Task to complete: Please read the records below and return each line holding the string "Shadow".

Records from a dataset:
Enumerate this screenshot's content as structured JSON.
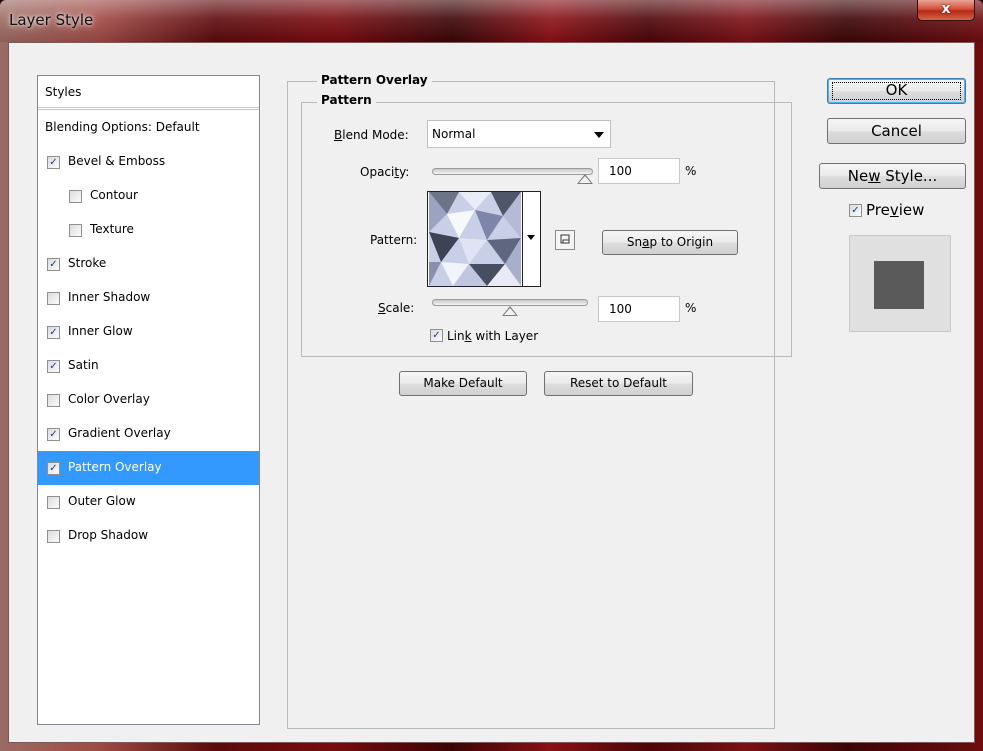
{
  "window": {
    "title": "Layer Style",
    "close_glyph": "x"
  },
  "styles_list": {
    "header": "Styles",
    "items": [
      {
        "label": "Blending Options: Default",
        "checkbox": false,
        "checked": false,
        "selected": false,
        "indent": 0
      },
      {
        "label": "Bevel & Emboss",
        "checkbox": true,
        "checked": true,
        "selected": false,
        "indent": 0
      },
      {
        "label": "Contour",
        "checkbox": true,
        "checked": false,
        "selected": false,
        "indent": 1
      },
      {
        "label": "Texture",
        "checkbox": true,
        "checked": false,
        "selected": false,
        "indent": 1
      },
      {
        "label": "Stroke",
        "checkbox": true,
        "checked": true,
        "selected": false,
        "indent": 0
      },
      {
        "label": "Inner Shadow",
        "checkbox": true,
        "checked": false,
        "selected": false,
        "indent": 0
      },
      {
        "label": "Inner Glow",
        "checkbox": true,
        "checked": true,
        "selected": false,
        "indent": 0
      },
      {
        "label": "Satin",
        "checkbox": true,
        "checked": true,
        "selected": false,
        "indent": 0
      },
      {
        "label": "Color Overlay",
        "checkbox": true,
        "checked": false,
        "selected": false,
        "indent": 0
      },
      {
        "label": "Gradient Overlay",
        "checkbox": true,
        "checked": true,
        "selected": false,
        "indent": 0
      },
      {
        "label": "Pattern Overlay",
        "checkbox": true,
        "checked": true,
        "selected": true,
        "indent": 0
      },
      {
        "label": "Outer Glow",
        "checkbox": true,
        "checked": false,
        "selected": false,
        "indent": 0
      },
      {
        "label": "Drop Shadow",
        "checkbox": true,
        "checked": false,
        "selected": false,
        "indent": 0
      }
    ]
  },
  "panel": {
    "title": "Pattern Overlay",
    "group_title": "Pattern",
    "blend_mode": {
      "label_pre": "",
      "label_u": "B",
      "label_post": "lend Mode:",
      "value": "Normal"
    },
    "opacity": {
      "label_pre": "Opaci",
      "label_u": "t",
      "label_post": "y:",
      "value": "100",
      "unit": "%",
      "level": 1.0
    },
    "pattern": {
      "label": "Pattern:",
      "snap_label_pre": "Sn",
      "snap_label_u": "a",
      "snap_label_post": "p to Origin"
    },
    "scale": {
      "label_pre": "",
      "label_u": "S",
      "label_post": "cale:",
      "value": "100",
      "unit": "%",
      "level": 0.5
    },
    "link": {
      "label_pre": "Lin",
      "label_u": "k",
      "label_post": " with Layer",
      "checked": true
    },
    "make_default": "Make Default",
    "reset_default": "Reset to Default"
  },
  "right": {
    "ok": "OK",
    "cancel": "Cancel",
    "new_style_pre": "Ne",
    "new_style_u": "w",
    "new_style_post": " Style...",
    "preview_pre": "Pre",
    "preview_u": "v",
    "preview_post": "iew",
    "preview_checked": true
  },
  "colors": {
    "selection": "#3399ff",
    "dialog_bg": "#f0f0f0",
    "close_red": "#c8412a",
    "preview_square": "#5a5a5a"
  },
  "icons": {
    "close": "close-icon",
    "dropdown": "chevron-down-icon",
    "pattern_new": "new-pattern-icon",
    "check": "checkmark-icon"
  }
}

Your solution:
        "label": "Inner Shadow",
        "label": "Drop Shadow",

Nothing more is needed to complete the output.